Keeping his lawn in good condition is important to Ike Carter, but it takes a lot more than just hard work - he also needs all of the equipment and tools. That big expense is the reason he decided to get organized with his neighbors.
"Every spring a bunch of us always get together," Carter says, "and rent an aerator and split the cost between three, four, maybe even five families."
Sharing is the key to saving for Ike, and it's an idea that's catching on.
Sharing makes sense
Sociologist Jeff Ferrell says it truly makes dollars - and sense: "Neighbor sharing has become increasingly popular because it really is a way to save significant amounts of money." He also adds - it's a real reflection of American history, "It taps in to older traditions in American, like barn raisings."
From books to grills to cameras and even cake pans...the items being shared run the gamut: "We see bicycles being shared both informally and formally. We even see car sharing, too, sheds, computer software, almost everything you need through your daily life, we're now seeing it being made available through sharing."
Wilder sociological impact
But there is a wider sociological impact as well. Sharing equipment like lawn mowers can save money, but the very act of sharing, Dr. Ferrell says, can have a much deeper impact on your neighborhood. "The benefits are more social than economic. Sharing rebuilds communities and gives a sense of America as a place where we look out for each other and learn to survive together as opposed to fighting each other individually."
Ike and his neighbors certainly agree. "We all like to get together and help each other as much as we can, even with the small things.
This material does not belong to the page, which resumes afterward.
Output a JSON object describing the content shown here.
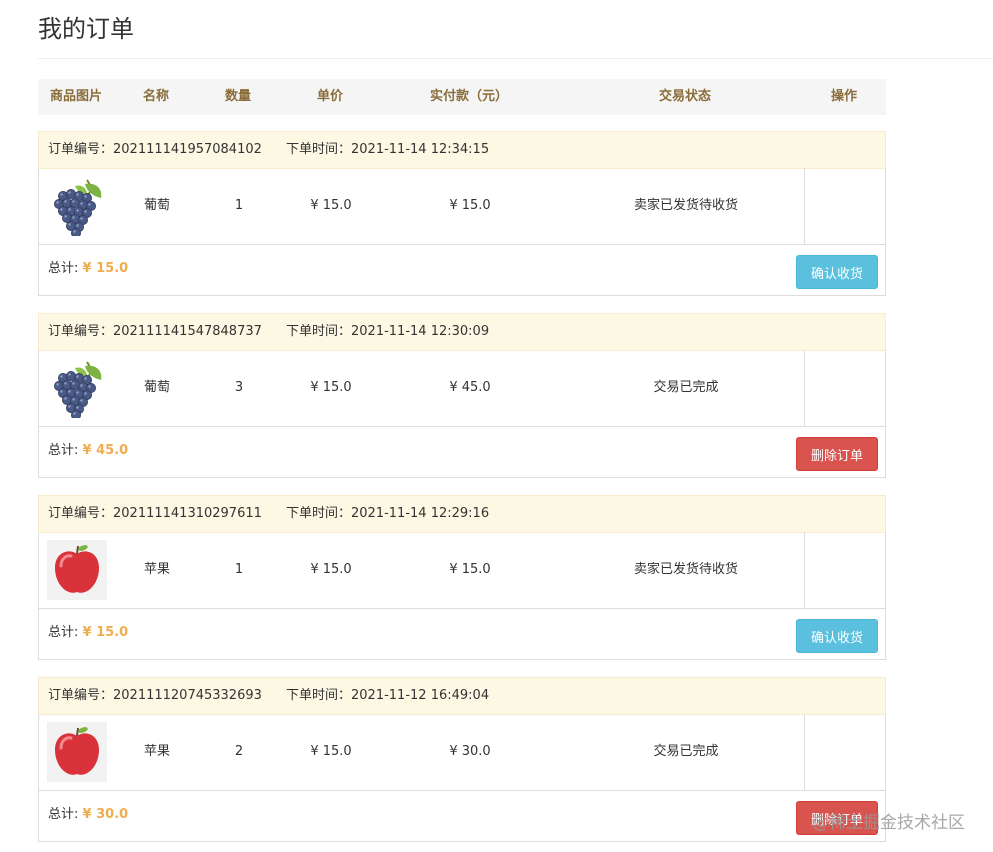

It helps out in the long run for everybody."
And that's as American as it gets.